If you’re hoping to give into your wanderlust anytime soon, don’t let your immune system cancel your plans!
Traveling can take a toll on our physical health – millions of foreign germs are lurking on every public surface you come in contact with during your travels. These pesky nuisances are trying to sabotage your long-awaited week in the mountains.
Show your immune system who is boss, and be proactive in your quest for a healthy, relaxing (and much deserved) vacation.
Condé Nast Traveler shares a variety of valuable tips on how to stay healthy during the entirety of your next getaway. Here are just a few ways to make it through airports or train stations in good health:
- Sanitize your hands. Generously sanitize your entire hand after touching ANYTHING that other people come into contact with.
- Keep your distance – preferably 6 feet – from sick people. Contagious droplets can travel up to six feet when a diseased person exhales, and they can find their way into your respiratory system.
- Be extremely cautious in public bathrooms. Try to avoid touching any of the surfaces directly, and do not set down your personal belongings. Wash your hands for a full 15 seconds, and use a drying towel to open the door as you leave.
- Bring water with you onto a plane. Through random samplings, it has been found that some on-board water has contained fecal bacteria (yuck!). Stay safe, and bring your own bottle of water.
Scientists are constantly finding ways to measure your health, but this one is definitely unusual!
According to a large study of 140,000 adults in 17 different countries, the strength of your grip can be used to measure your cardiac health—including risk for heart disease, stroke, and early death.

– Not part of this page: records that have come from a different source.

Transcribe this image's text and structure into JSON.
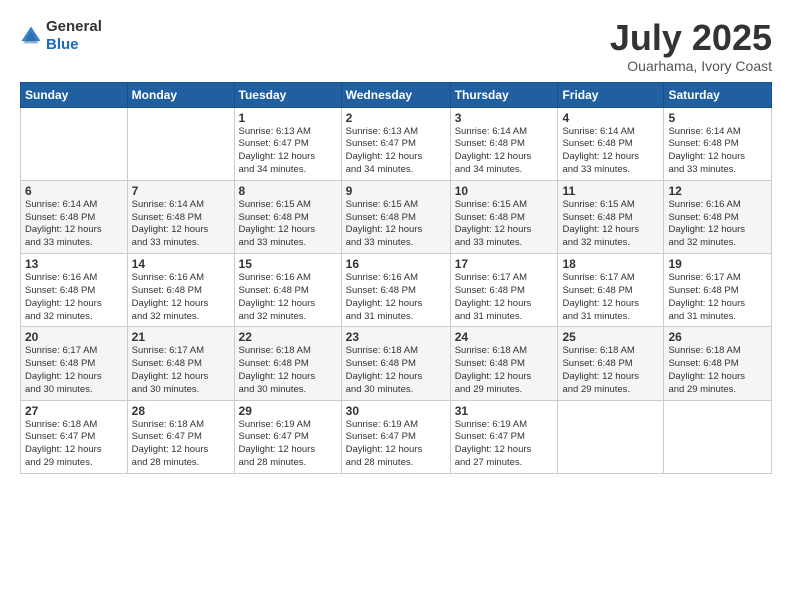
{
  "header": {
    "logo_general": "General",
    "logo_blue": "Blue",
    "title": "July 2025",
    "subtitle": "Ouarhama, Ivory Coast"
  },
  "columns": [
    "Sunday",
    "Monday",
    "Tuesday",
    "Wednesday",
    "Thursday",
    "Friday",
    "Saturday"
  ],
  "weeks": [
    [
      {
        "day": "",
        "info": ""
      },
      {
        "day": "",
        "info": ""
      },
      {
        "day": "1",
        "info": "Sunrise: 6:13 AM\nSunset: 6:47 PM\nDaylight: 12 hours\nand 34 minutes."
      },
      {
        "day": "2",
        "info": "Sunrise: 6:13 AM\nSunset: 6:47 PM\nDaylight: 12 hours\nand 34 minutes."
      },
      {
        "day": "3",
        "info": "Sunrise: 6:14 AM\nSunset: 6:48 PM\nDaylight: 12 hours\nand 34 minutes."
      },
      {
        "day": "4",
        "info": "Sunrise: 6:14 AM\nSunset: 6:48 PM\nDaylight: 12 hours\nand 33 minutes."
      },
      {
        "day": "5",
        "info": "Sunrise: 6:14 AM\nSunset: 6:48 PM\nDaylight: 12 hours\nand 33 minutes."
      }
    ],
    [
      {
        "day": "6",
        "info": "Sunrise: 6:14 AM\nSunset: 6:48 PM\nDaylight: 12 hours\nand 33 minutes."
      },
      {
        "day": "7",
        "info": "Sunrise: 6:14 AM\nSunset: 6:48 PM\nDaylight: 12 hours\nand 33 minutes."
      },
      {
        "day": "8",
        "info": "Sunrise: 6:15 AM\nSunset: 6:48 PM\nDaylight: 12 hours\nand 33 minutes."
      },
      {
        "day": "9",
        "info": "Sunrise: 6:15 AM\nSunset: 6:48 PM\nDaylight: 12 hours\nand 33 minutes."
      },
      {
        "day": "10",
        "info": "Sunrise: 6:15 AM\nSunset: 6:48 PM\nDaylight: 12 hours\nand 33 minutes."
      },
      {
        "day": "11",
        "info": "Sunrise: 6:15 AM\nSunset: 6:48 PM\nDaylight: 12 hours\nand 32 minutes."
      },
      {
        "day": "12",
        "info": "Sunrise: 6:16 AM\nSunset: 6:48 PM\nDaylight: 12 hours\nand 32 minutes."
      }
    ],
    [
      {
        "day": "13",
        "info": "Sunrise: 6:16 AM\nSunset: 6:48 PM\nDaylight: 12 hours\nand 32 minutes."
      },
      {
        "day": "14",
        "info": "Sunrise: 6:16 AM\nSunset: 6:48 PM\nDaylight: 12 hours\nand 32 minutes."
      },
      {
        "day": "15",
        "info": "Sunrise: 6:16 AM\nSunset: 6:48 PM\nDaylight: 12 hours\nand 32 minutes."
      },
      {
        "day": "16",
        "info": "Sunrise: 6:16 AM\nSunset: 6:48 PM\nDaylight: 12 hours\nand 31 minutes."
      },
      {
        "day": "17",
        "info": "Sunrise: 6:17 AM\nSunset: 6:48 PM\nDaylight: 12 hours\nand 31 minutes."
      },
      {
        "day": "18",
        "info": "Sunrise: 6:17 AM\nSunset: 6:48 PM\nDaylight: 12 hours\nand 31 minutes."
      },
      {
        "day": "19",
        "info": "Sunrise: 6:17 AM\nSunset: 6:48 PM\nDaylight: 12 hours\nand 31 minutes."
      }
    ],
    [
      {
        "day": "20",
        "info": "Sunrise: 6:17 AM\nSunset: 6:48 PM\nDaylight: 12 hours\nand 30 minutes."
      },
      {
        "day": "21",
        "info": "Sunrise: 6:17 AM\nSunset: 6:48 PM\nDaylight: 12 hours\nand 30 minutes."
      },
      {
        "day": "22",
        "info": "Sunrise: 6:18 AM\nSunset: 6:48 PM\nDaylight: 12 hours\nand 30 minutes."
      },
      {
        "day": "23",
        "info": "Sunrise: 6:18 AM\nSunset: 6:48 PM\nDaylight: 12 hours\nand 30 minutes."
      },
      {
        "day": "24",
        "info": "Sunrise: 6:18 AM\nSunset: 6:48 PM\nDaylight: 12 hours\nand 29 minutes."
      },
      {
        "day": "25",
        "info": "Sunrise: 6:18 AM\nSunset: 6:48 PM\nDaylight: 12 hours\nand 29 minutes."
      },
      {
        "day": "26",
        "info": "Sunrise: 6:18 AM\nSunset: 6:48 PM\nDaylight: 12 hours\nand 29 minutes."
      }
    ],
    [
      {
        "day": "27",
        "info": "Sunrise: 6:18 AM\nSunset: 6:47 PM\nDaylight: 12 hours\nand 29 minutes."
      },
      {
        "day": "28",
        "info": "Sunrise: 6:18 AM\nSunset: 6:47 PM\nDaylight: 12 hours\nand 28 minutes."
      },
      {
        "day": "29",
        "info": "Sunrise: 6:19 AM\nSunset: 6:47 PM\nDaylight: 12 hours\nand 28 minutes."
      },
      {
        "day": "30",
        "info": "Sunrise: 6:19 AM\nSunset: 6:47 PM\nDaylight: 12 hours\nand 28 minutes."
      },
      {
        "day": "31",
        "info": "Sunrise: 6:19 AM\nSunset: 6:47 PM\nDaylight: 12 hours\nand 27 minutes."
      },
      {
        "day": "",
        "info": ""
      },
      {
        "day": "",
        "info": ""
      }
    ]
  ]
}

In fact, this method has been found to be a better predictor of these health conditions than taking your blood pressure.
In this study, scientists used a hand-grip dynanometer to measure participants’ strength. Their measurements found that with every 11-pound drop in grip strength, the person’s risk of dying from a heart attack increased by 17 percent. Researchers also saw that people with a weaker grip were 7 percent more likely to have a non-life-threatening heart attack and 9 percent more likely to have a stroke, compared with those who had a stronger grip.
Dr. Darryl Leong, the study’s author and an assistant professor of medicine at Ontario’s McMaster University, told Yahoo Health he was “surprised by how strong the correlation was, given that it applied to people from many different countries and backgrounds.”
So, what does this mean for us?
According to the study, the stronger you are, the stronger your heart is. Traditionally, experts suggest cardiovascular exercises such as running, cycling, or swimming for maintaining a healthy heart, but more studies indicate that resistance training (or weightlifting) can pack just as many health benefits. So do your heart a favor and trade in those running shoes for a couple of barbells every once in a while!